Toba caldera produced the largest eruption in the last 2 million years. The caldera is 18 x 60 miles (30 by 100 km) and has a total relief of 5,100 feet (1700 m). The caldera probably formed in stages. Large eruptions occurred 840,000, about 700,000, and 75,000 years ago. The eruption 75,000 years ago produced the Young Toba Tuff. The Young Toba Tuff was erupted from ring fractures that surround most or all of the present-day lake.


Map of the Toba caldera from Knight and others (1986). Samosir Island and the Uluan Peninsula are parts of one or two resurgent domes. Lake sediments on Samosir indicate at least 1,350 feet (450 m) of uplift. Pusukbukit, a small stratovolcano along the west margin of the caldera, formed after the eruption 75,000 years ago. There are active solfataras on the north side of the volcano.


Comparison of volumes produced by some of the greatest volcanic eruptions. The Young Toba Tuff has an estimated volume of 2,800 cubic kilometers (km) and was erupted about 74,000 years ago. The Huckleberry Ridge Tuff, erupted at
Yellowstone 2.2 million years ago, has a volume of 2,500 cubic km. The Lava Creek Tuff, erupted at Yellowstone 600,000 years ago, has a volume of 1,000 cubic km. The May 1980 eruption of Mount St. Helens produced 1 cubic km of ash. Not shown is the Fish Canyon Tuff of the San Juan Mountains of Colorado. The Fish Canyon Tuff was erupted 27.8 million years ago and has an estimated volume of 3,000 cubic km.

The volume of the youngest eruption is estimated at 2,800 cubic km, making the eruption the largest in the Quaternary. Pyroclastic flows covered an area of at least 20,000 square km. Up to 1200 feet (400 m) of Young Toba Tuff is exposed in the walls of the caldera. On Samosir Island the tuff is more than 1800 feet (600 m) thick. Ash fall from the eruption covers an area of at least 4 million square km (about half the size on the continental United States). Ash from the eruption has been recovered from deep-sea cores taken in the Bay of Bengal and in India, roughly 300 miles (500 km) inland (1,900 miles, 3100 km from Toba). Rose and Chesner suggested the ash may have reached central Asia and the Middle East. Ninkovich and others (1978) estimated of the height of the eruption column to be 30 to 50 miles (50 to 80 km) for the Young Toba Tuff. Rose and Chesner, after a study of the shapes of the ash shards, concluded this estimate was too high by a factor of 5 or more.

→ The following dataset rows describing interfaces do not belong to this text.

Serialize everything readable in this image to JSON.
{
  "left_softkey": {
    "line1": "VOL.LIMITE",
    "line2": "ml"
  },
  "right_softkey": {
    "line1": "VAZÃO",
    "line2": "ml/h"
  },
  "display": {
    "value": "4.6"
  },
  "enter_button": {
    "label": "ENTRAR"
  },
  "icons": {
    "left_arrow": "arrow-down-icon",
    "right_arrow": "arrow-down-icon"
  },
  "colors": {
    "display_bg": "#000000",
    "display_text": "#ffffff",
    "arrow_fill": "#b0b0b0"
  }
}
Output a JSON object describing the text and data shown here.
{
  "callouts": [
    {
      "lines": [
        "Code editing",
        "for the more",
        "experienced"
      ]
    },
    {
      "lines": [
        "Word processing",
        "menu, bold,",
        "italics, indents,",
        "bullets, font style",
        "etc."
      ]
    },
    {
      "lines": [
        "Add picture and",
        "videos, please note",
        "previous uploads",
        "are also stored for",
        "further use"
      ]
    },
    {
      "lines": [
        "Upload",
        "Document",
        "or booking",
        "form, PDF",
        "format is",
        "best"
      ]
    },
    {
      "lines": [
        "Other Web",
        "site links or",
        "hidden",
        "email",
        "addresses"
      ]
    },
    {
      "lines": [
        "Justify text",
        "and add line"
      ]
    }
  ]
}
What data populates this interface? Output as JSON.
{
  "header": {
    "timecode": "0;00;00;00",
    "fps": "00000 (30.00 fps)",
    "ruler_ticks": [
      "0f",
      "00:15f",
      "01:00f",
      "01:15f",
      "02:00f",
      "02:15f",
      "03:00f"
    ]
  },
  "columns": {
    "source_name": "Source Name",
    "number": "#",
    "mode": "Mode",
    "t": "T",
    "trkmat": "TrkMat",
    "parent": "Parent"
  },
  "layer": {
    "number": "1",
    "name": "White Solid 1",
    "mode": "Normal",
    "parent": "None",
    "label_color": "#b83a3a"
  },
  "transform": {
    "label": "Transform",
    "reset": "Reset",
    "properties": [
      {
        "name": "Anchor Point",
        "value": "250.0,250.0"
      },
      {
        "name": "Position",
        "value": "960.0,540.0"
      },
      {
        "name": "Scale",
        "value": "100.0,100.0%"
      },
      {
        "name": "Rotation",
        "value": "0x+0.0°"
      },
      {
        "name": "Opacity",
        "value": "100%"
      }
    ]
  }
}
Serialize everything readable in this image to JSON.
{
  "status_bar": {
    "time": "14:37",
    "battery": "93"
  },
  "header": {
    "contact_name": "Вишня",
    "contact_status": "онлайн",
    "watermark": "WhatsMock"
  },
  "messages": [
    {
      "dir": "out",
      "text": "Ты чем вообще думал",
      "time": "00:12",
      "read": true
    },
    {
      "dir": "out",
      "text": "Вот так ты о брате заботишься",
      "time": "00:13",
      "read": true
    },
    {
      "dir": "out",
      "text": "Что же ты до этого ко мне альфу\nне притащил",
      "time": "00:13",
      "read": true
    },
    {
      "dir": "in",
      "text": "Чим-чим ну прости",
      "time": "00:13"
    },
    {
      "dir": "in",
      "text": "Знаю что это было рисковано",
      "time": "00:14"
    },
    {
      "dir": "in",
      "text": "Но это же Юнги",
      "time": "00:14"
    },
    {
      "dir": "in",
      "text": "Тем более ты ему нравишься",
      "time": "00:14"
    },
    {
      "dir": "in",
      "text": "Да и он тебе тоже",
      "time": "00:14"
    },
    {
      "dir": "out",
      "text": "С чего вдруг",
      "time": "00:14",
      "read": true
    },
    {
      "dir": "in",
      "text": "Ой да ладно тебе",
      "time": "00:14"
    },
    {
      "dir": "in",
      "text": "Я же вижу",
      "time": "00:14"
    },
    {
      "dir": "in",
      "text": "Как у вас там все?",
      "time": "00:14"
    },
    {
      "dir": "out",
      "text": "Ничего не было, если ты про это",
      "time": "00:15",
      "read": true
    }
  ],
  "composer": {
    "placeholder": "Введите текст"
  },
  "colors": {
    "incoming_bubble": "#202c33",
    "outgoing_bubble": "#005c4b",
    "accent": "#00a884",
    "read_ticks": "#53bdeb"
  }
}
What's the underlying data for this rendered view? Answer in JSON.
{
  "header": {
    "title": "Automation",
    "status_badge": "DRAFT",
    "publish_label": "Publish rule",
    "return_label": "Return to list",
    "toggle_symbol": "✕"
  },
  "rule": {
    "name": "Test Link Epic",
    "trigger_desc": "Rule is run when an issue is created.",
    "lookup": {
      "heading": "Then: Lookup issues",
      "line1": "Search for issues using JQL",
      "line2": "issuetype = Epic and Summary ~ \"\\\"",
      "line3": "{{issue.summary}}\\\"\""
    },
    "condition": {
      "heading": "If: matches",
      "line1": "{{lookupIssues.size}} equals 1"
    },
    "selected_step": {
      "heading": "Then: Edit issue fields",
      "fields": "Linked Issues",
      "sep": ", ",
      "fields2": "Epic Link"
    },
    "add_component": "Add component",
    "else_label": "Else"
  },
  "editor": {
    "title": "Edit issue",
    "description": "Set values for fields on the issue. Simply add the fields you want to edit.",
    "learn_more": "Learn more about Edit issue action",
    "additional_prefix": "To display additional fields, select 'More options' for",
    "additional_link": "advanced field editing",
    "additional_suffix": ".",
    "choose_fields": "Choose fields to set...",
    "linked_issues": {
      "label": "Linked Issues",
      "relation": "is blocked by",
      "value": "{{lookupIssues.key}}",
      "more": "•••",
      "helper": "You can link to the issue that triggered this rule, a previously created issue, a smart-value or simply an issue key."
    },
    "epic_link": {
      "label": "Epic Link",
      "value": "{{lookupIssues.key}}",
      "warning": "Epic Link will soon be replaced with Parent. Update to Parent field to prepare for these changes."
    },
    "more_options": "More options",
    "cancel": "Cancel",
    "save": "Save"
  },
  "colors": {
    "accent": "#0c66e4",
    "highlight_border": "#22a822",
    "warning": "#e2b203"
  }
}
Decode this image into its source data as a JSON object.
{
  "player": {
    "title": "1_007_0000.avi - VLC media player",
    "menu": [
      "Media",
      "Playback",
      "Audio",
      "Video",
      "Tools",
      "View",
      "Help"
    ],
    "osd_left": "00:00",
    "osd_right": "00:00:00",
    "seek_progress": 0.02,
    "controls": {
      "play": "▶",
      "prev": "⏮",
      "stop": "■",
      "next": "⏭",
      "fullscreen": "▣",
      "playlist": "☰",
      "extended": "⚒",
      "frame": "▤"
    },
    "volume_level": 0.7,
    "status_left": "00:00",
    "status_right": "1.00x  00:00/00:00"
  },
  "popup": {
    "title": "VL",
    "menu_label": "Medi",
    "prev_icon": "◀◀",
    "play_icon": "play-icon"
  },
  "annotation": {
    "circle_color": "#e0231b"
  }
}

The pumice erupted 75,000 years ago is calc-alkalic quartz-latite to rhyolite in composition (68%-76% silica).

There have been no eruptions at Toba in historical time. The area is seismically active with major earthquakes in 1892, 1916, 1920-1922, and 1987.

Toba is located near the Sumatra Fracture Zone (SFZ). Stratovolcanoes in Sumatra are part of the Sunda arc. Volcanism is the result of the subduction of the Indian Ocean plate under the Eurasian plate. The subduction zone is marked by the Java Trench. The geologic symbol for a subduction zone is a line with "teeth" (black triangles). The teeth are on the over-riding plate (the Eurasian plate in this case). The rate of subduction is 6.7 cm per year. From Knight and others (1986).